The local common name for these social wasps is marimbondo-chapéu in Portuguese or hat wasp in English. The name refers to the form of the nest, seen above.
Seen from below, I’d say it looks more like a sunflower. They are really packed in there. I’d estimate there are probably a couple of hundred of them.
Here’s another crop that I like of that same image.
You’ve probably noticed by now these images were taken during the day. So what are all of them doing hanging out on the nest? Taking a siesta? I wondered the same thing. I spent around 45 minutes taking pictures and attempting to gauge just how closely I could approach without alarming them. During that whole time, not a single one flew off or arrived.

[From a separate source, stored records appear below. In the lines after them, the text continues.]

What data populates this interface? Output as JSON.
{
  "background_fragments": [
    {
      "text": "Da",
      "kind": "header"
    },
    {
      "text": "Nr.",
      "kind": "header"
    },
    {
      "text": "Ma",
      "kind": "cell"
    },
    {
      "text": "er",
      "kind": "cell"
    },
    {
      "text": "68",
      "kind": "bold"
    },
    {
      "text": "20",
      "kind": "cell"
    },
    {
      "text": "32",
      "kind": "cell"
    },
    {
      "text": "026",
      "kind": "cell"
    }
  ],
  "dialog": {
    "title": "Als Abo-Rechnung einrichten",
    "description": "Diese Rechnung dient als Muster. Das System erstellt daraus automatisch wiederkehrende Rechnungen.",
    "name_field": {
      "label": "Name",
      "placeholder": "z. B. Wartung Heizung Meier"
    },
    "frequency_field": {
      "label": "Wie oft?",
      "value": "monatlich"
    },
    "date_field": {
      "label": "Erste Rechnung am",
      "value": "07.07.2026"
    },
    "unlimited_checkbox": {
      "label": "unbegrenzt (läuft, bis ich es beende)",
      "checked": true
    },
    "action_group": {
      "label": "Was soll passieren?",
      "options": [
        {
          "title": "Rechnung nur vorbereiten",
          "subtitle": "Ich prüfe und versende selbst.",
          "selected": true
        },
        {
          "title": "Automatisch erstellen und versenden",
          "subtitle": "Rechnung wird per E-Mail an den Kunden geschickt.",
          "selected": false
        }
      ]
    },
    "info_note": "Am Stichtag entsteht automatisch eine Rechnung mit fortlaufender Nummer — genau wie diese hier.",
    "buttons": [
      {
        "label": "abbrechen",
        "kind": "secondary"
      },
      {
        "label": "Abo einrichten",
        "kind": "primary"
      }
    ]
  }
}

I began to wonder if these wasps might be nocturnal. When I returned a few hours after dark, I had my answer. At that point, the nest was quite active, with dozens flying around. A quick internet search for “nocturnal wasps Brazil” gave me the genus, Apoica, a genus known for its nocturnal habits.
When reviewing the images, I noticed they have relatively large ocelli, which undoubtedly helps them navigate and find prey at night.
Most of these photos were taken with my 100mm macro, sometimes combined with my teleconverter. The closest I ventured was for this habitat shot, taken with my wide angle zoom at its widest 18mm setting.
I don’t have my copy of Latin American Insects with me, but I just checked it via google books. Hogue refers to this genus as parasol wasps, also because of the shape of the nest. He notes that only the common species, Apoica pallens, has a yellow abdomen.
When I spotted these paper wasps alongside the trail, I only halfheartedly took a few shots. Mostly, I just didn’t think I’d be able to get an attractive photo out of it. So when I was reviewing my shots, I just about deleted all of them, including this one.
At the last second though, I noticed something unusual in the photo. I call these sorts of discoveries where I notice something in the photo that I didn’t realize was there when I took it “easter eggs.” It happens often enough that I just decided to add a new category for that here on my blog.
Back to the photo though. What caught my eye are the little black things in a few of the cells near the top center of the nest. Zooming in, you see this.
I assume those are some sort of parasitoid flies or wasps. You can see a few paper wasp eggs at the top. I’m not quite sure what to make of the contents of the cells with the adult parasites. There’s an extra little white blob with the one on the right. Could that be the parasitoid larva? If so, why would there be an adult in the cell with it? Seems too big to be a parasitoid egg. And what are the pinkish blobs with the adult on the left and in the lower right? Are those the parasitoid larvae or is that what the paper wasp larva look like at that stage?
As usual, I have many more questions than answers. I’d love for someone to help fill me in if they know what’s going on here.
This has definitely fueled my curiosity though. I’m likely to brave some stings and try to get some closer and better focused shots of nest cell contents on future encounters.